**THE INPUT**.
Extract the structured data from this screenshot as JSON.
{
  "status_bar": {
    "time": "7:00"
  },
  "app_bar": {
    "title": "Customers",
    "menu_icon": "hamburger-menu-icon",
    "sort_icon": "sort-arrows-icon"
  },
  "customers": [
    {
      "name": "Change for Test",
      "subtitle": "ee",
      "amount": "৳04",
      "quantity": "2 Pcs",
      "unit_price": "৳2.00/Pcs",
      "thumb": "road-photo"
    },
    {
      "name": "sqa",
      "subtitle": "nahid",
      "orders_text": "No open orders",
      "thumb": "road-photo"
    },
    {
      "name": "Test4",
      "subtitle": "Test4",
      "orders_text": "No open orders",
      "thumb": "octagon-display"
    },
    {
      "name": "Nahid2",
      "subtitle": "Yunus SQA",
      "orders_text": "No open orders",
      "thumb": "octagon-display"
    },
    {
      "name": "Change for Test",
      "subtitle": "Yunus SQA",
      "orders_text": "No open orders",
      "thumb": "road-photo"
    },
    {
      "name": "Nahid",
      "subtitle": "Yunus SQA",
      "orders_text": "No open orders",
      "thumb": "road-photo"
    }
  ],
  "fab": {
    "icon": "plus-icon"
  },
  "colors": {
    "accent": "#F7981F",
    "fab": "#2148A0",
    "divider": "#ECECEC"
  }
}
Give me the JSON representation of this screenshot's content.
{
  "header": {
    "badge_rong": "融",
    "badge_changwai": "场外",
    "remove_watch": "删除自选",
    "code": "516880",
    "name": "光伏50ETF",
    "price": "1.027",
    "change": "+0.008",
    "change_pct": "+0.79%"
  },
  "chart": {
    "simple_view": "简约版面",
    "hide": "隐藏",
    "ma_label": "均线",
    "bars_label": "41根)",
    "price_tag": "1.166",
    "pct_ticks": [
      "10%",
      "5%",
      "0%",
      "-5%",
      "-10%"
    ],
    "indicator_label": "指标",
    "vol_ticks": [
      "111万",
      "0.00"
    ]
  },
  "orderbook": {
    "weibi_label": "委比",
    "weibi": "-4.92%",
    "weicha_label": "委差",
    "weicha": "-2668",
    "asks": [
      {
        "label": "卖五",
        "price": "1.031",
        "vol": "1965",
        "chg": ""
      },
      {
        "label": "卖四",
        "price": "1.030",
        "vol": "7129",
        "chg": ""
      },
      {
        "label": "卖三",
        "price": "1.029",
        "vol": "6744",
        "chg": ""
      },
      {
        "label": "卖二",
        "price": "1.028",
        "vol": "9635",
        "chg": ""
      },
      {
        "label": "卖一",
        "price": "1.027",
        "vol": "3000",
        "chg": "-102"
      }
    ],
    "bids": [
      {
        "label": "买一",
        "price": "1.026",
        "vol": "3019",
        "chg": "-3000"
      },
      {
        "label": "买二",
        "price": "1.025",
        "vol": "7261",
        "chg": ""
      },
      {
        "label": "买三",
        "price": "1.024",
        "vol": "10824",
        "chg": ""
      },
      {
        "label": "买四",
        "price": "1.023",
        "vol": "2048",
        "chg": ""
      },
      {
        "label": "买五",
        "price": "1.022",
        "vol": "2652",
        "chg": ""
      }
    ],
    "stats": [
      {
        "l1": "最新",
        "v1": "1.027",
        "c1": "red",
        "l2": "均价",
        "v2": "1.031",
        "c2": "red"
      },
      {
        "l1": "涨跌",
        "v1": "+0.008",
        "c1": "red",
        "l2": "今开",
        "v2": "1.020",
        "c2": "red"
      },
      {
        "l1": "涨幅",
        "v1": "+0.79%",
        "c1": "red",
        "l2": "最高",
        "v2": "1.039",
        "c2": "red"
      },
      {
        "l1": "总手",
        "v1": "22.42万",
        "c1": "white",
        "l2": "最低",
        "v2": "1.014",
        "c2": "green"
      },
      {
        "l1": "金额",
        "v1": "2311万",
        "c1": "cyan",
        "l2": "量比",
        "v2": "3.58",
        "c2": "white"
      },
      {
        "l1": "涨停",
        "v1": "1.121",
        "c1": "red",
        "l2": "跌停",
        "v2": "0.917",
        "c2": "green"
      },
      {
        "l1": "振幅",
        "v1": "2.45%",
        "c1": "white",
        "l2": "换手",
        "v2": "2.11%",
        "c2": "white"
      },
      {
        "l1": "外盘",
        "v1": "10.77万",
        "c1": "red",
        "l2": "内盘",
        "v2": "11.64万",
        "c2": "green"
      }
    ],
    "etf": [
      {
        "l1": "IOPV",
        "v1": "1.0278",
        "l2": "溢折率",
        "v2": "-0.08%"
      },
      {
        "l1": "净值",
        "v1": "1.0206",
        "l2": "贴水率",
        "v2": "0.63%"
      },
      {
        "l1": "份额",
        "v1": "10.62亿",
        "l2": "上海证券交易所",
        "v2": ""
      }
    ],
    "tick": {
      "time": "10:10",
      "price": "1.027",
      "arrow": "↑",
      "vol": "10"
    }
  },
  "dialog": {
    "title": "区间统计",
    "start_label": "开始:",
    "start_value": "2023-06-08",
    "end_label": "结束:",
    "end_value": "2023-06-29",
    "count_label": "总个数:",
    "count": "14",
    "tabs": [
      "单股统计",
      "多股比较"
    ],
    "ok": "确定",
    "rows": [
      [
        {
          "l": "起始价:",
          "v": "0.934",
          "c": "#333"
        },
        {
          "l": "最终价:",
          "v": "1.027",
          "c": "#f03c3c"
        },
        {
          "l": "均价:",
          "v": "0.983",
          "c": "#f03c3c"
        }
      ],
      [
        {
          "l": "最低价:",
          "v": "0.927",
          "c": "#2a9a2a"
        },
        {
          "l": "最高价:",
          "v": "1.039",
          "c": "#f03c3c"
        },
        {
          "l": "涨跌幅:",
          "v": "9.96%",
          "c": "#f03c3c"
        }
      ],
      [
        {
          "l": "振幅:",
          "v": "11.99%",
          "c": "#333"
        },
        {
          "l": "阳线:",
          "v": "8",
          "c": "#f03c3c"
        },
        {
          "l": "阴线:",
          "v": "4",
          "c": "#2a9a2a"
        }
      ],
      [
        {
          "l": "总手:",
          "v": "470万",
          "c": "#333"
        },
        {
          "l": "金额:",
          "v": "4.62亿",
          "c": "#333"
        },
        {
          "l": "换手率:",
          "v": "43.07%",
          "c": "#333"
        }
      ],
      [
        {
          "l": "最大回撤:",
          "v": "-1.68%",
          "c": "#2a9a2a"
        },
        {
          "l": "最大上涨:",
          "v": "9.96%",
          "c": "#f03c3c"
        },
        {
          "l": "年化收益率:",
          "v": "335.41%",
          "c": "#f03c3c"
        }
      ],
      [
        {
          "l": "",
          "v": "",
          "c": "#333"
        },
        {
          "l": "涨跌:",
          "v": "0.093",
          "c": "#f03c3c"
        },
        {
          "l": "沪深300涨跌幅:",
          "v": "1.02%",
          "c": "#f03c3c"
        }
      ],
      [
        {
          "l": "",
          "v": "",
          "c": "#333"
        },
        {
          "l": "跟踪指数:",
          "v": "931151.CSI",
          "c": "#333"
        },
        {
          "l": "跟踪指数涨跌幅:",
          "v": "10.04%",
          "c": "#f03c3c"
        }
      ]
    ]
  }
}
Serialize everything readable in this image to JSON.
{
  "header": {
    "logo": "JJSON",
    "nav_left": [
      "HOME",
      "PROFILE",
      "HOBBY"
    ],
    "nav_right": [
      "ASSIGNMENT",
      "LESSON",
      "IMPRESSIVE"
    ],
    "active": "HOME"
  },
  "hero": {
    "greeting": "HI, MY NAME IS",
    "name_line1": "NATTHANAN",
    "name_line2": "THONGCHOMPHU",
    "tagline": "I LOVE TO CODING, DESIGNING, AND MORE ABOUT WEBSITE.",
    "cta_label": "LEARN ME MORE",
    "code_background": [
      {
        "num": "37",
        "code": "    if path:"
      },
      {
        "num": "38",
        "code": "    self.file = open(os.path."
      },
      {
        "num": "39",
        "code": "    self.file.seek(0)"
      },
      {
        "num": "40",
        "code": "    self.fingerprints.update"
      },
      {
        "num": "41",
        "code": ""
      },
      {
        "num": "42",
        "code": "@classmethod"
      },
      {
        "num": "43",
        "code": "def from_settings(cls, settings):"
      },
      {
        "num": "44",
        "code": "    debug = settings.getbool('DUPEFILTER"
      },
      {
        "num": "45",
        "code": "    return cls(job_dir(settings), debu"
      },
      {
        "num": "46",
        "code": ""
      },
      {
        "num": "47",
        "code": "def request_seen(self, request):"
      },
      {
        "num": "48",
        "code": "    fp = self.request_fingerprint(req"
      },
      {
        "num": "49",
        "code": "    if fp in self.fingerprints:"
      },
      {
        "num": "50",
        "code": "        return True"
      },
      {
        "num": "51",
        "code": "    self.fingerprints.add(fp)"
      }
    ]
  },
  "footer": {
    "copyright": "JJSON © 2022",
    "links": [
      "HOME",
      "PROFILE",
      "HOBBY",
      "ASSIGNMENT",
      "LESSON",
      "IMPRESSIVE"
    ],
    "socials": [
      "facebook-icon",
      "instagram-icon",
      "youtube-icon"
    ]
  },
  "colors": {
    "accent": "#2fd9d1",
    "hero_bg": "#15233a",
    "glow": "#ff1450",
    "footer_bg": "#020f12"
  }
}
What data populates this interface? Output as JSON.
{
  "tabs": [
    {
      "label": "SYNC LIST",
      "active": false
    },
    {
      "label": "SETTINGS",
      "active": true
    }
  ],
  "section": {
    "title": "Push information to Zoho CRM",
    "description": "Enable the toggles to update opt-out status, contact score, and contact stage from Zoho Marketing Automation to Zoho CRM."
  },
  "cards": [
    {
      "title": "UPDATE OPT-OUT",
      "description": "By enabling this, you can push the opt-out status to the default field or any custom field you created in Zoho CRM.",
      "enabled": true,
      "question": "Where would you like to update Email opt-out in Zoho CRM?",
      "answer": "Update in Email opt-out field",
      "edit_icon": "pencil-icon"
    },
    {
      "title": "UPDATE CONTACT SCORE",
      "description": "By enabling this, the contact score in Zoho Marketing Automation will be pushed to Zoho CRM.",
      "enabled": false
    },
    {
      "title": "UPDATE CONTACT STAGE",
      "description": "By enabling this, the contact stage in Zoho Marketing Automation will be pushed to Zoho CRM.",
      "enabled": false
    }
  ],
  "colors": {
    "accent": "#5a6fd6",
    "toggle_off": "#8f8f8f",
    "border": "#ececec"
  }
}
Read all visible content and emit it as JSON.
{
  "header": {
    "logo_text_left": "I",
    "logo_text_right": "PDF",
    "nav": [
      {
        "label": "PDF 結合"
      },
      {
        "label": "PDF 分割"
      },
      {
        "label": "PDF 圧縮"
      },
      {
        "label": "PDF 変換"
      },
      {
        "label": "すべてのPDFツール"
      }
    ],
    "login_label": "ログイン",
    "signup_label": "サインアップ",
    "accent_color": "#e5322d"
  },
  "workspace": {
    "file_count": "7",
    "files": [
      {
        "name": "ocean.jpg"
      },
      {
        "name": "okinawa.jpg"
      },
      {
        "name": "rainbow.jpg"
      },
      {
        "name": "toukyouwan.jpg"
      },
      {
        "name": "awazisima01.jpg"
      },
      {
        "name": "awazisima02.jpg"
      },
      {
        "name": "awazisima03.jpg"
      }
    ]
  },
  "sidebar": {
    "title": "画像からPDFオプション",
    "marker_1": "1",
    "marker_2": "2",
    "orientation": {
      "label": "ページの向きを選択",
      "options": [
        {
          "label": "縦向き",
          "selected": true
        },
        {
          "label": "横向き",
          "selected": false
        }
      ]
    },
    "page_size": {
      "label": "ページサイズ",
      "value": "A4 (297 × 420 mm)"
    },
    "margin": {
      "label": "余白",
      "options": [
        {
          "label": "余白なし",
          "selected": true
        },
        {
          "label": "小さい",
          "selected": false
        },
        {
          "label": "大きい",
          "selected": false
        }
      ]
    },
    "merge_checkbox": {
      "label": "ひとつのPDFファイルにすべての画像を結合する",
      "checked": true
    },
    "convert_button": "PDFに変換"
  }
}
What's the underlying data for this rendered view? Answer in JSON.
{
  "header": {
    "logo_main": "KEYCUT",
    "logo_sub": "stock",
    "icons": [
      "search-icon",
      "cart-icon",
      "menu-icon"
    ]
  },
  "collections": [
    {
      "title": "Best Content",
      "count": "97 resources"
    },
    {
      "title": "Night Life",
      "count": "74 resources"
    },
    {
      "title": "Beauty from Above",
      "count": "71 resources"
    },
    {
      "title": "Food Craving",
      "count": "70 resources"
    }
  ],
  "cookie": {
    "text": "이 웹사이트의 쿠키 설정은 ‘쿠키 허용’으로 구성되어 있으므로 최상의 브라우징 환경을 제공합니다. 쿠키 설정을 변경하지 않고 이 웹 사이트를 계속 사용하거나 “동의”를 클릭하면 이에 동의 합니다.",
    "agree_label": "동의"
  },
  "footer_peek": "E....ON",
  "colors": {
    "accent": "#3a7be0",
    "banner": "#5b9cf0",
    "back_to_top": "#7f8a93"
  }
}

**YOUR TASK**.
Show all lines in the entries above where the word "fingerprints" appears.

**RESPONSE AREA**.
        "code": "    self.fingerprints.update"
        "code": "    if fp in self.fingerprints:"
        "code": "    self.fingerprints.add(fp)"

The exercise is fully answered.